A memory addressing scheme used in processors where the whole memory can be accessed using a single address that fits in a single register or instruction. This contrasts with a segmented memory architecture, such as that used on the Intel 8086, where an address is given by an offset from a base address held in one of the “segment registers”. Linear addressing greatly simplifies programming at the assembly language level but requires more instruction word bits to be allocated for an address.
noun, Mathematics. 1. See under (def 2). [al-juh-bruh] /ˈæl dʒə brə/ noun 1. the branch of mathematics that deals with general statements of relations, utilizing letters and other symbols to represent specific sets of numbers, values, vectors, etc., in the description of such relations. 2. any of several systems, especially a ring in which elements […]
- Linear argument
theory A function argument which is used exactly once by the function. If the argument is used at most once then it is safe to inline the function and replace the single occurrence of the formal parameter with the actual argument expression. If the argument was used more than once this transformation would duplicate the […]

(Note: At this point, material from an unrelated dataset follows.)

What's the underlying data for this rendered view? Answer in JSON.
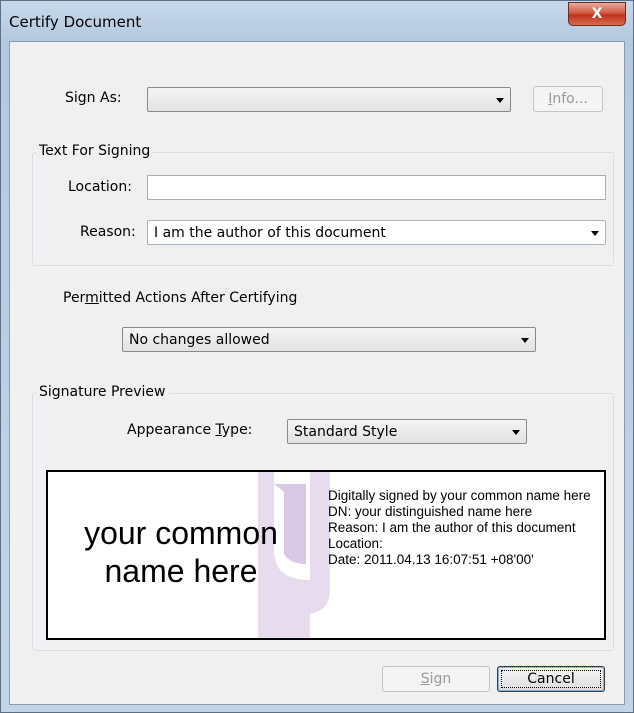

- Linear assignment
- Linear atrophy
linear atrophy n. Stretch marks.